** RECORD SET follows **

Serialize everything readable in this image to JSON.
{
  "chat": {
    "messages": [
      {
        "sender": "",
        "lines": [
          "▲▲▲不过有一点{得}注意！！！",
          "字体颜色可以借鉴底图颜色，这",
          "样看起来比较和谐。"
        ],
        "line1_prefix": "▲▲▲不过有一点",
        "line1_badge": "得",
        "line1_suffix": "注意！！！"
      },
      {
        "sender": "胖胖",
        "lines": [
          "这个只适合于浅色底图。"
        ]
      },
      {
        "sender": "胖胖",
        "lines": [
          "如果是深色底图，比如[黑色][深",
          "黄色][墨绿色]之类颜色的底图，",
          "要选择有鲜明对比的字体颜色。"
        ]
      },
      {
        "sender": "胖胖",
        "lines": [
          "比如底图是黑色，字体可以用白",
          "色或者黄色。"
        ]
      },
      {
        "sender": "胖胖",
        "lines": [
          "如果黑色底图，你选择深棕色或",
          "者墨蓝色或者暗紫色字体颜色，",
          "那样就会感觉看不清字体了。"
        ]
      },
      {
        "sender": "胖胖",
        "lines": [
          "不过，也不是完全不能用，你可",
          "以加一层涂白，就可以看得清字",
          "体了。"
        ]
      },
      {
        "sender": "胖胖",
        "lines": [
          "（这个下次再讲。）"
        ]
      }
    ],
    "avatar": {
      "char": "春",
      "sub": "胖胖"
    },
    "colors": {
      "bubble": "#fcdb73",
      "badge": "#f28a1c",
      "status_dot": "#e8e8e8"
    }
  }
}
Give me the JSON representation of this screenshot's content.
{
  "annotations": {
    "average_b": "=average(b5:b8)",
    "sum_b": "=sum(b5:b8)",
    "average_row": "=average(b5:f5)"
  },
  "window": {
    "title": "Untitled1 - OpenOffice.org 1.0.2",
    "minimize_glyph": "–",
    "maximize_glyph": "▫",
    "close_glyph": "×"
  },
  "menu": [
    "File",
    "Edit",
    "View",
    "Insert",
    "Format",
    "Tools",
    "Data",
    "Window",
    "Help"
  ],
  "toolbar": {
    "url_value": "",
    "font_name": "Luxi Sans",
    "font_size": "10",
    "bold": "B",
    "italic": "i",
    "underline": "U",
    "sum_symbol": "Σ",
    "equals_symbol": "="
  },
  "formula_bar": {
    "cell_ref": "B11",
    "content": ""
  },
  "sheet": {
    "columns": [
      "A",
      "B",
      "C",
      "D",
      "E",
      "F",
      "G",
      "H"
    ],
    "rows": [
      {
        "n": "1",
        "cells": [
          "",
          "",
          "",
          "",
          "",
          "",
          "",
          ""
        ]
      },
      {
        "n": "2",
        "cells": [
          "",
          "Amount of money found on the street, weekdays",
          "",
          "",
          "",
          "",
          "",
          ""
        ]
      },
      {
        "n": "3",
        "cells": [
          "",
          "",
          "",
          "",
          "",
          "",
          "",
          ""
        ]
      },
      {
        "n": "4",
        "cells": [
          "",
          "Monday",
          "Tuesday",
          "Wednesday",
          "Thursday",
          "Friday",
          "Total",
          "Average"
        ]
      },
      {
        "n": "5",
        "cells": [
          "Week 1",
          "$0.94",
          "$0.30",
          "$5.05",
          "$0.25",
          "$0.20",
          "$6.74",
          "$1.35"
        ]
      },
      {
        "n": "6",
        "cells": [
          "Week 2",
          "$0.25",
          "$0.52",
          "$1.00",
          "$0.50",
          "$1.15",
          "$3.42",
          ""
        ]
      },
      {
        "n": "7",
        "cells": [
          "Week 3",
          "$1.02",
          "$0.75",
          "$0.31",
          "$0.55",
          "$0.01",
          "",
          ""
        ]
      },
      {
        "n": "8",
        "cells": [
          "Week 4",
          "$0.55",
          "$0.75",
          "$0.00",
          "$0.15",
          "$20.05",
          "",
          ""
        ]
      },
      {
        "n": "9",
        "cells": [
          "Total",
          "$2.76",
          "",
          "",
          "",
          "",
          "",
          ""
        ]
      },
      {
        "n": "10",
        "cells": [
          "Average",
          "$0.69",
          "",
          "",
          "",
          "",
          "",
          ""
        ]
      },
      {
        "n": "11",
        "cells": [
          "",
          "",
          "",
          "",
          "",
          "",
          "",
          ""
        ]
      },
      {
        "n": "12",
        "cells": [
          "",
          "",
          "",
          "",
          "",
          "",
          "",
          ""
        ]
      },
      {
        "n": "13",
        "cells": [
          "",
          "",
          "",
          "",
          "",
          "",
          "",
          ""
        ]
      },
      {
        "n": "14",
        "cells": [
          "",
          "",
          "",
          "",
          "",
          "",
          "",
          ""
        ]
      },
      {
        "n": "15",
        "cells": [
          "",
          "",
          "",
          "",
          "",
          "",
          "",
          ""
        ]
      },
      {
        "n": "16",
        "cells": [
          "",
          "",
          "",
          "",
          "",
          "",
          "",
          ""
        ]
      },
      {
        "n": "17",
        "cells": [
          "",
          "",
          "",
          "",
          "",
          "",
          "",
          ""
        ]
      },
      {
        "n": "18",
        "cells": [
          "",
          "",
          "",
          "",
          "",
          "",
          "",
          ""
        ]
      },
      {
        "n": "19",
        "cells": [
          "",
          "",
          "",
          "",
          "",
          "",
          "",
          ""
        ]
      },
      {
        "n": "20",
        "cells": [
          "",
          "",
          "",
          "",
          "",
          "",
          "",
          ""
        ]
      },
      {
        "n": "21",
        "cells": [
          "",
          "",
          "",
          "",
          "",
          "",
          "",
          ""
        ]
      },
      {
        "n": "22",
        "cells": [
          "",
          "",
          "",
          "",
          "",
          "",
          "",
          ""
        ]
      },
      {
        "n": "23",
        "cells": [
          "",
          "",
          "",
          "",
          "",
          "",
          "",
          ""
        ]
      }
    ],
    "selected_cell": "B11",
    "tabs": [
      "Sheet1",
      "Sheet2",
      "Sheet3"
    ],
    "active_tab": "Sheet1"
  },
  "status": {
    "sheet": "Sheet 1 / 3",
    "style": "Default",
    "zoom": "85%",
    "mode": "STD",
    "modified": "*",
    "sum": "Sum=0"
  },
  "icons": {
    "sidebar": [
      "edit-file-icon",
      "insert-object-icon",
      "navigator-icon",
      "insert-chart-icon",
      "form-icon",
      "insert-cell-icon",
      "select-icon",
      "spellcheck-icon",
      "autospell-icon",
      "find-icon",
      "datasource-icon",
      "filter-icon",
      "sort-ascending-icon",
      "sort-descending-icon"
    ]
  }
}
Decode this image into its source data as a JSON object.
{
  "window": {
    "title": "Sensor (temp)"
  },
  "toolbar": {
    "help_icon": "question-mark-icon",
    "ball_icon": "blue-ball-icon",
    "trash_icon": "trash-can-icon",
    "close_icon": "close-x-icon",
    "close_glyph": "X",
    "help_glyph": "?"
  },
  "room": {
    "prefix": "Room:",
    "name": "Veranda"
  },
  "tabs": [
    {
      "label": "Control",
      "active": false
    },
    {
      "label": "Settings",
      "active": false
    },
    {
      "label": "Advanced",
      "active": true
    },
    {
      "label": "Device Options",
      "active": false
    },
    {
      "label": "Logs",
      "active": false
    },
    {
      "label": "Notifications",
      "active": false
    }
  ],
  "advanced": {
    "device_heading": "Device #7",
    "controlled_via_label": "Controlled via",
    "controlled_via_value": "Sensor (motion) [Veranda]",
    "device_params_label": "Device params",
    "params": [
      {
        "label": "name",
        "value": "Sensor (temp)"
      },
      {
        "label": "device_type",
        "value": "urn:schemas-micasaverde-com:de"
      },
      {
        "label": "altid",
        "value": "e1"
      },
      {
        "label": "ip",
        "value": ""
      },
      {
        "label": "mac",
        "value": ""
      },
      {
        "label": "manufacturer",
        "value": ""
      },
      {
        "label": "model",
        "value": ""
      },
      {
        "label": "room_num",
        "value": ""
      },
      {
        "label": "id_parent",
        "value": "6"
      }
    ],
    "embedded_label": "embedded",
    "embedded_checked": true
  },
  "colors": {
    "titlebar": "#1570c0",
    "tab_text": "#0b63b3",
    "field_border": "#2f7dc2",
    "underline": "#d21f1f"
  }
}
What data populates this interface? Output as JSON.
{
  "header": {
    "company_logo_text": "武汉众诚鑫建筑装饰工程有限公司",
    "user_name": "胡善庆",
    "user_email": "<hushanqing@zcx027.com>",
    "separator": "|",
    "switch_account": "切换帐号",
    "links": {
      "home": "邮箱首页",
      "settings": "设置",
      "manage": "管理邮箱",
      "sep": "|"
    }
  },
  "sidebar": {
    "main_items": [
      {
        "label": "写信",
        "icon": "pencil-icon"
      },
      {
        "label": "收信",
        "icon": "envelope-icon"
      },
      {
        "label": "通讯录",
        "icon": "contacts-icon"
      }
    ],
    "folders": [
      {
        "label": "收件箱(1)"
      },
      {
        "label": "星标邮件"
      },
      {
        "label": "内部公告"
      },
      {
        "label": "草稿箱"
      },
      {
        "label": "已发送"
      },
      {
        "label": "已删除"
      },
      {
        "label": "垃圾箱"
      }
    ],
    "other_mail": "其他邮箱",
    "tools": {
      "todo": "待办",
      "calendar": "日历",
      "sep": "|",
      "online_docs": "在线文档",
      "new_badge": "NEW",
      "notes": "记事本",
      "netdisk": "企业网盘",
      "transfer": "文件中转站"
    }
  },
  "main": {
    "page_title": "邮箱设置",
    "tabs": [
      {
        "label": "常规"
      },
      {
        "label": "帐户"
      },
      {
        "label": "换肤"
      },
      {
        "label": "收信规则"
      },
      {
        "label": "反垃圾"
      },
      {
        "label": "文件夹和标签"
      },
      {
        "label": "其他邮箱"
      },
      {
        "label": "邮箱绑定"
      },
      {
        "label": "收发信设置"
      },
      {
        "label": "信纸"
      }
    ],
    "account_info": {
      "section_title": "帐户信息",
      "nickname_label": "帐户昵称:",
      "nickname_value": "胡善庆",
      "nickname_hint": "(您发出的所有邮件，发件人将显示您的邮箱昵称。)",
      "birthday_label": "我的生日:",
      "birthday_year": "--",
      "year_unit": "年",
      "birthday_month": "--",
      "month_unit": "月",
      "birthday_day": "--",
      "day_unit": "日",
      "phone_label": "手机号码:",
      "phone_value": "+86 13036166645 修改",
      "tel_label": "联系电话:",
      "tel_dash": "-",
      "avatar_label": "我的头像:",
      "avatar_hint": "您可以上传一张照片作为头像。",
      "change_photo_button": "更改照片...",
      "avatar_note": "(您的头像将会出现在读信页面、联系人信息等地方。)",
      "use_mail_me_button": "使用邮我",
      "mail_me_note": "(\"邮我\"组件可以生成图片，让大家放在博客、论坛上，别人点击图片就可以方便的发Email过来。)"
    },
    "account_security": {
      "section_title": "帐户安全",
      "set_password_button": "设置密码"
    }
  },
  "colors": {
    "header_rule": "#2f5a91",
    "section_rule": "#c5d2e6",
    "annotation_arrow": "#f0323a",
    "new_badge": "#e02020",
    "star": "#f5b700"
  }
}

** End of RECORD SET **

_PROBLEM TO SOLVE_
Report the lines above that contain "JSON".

_TASK ANSWER_
Serialize everything readable in this image to JSON.
Give me the JSON representation of this screenshot's content.
Decode this image into its source data as a JSON object.
What data populates this interface? Output as JSON.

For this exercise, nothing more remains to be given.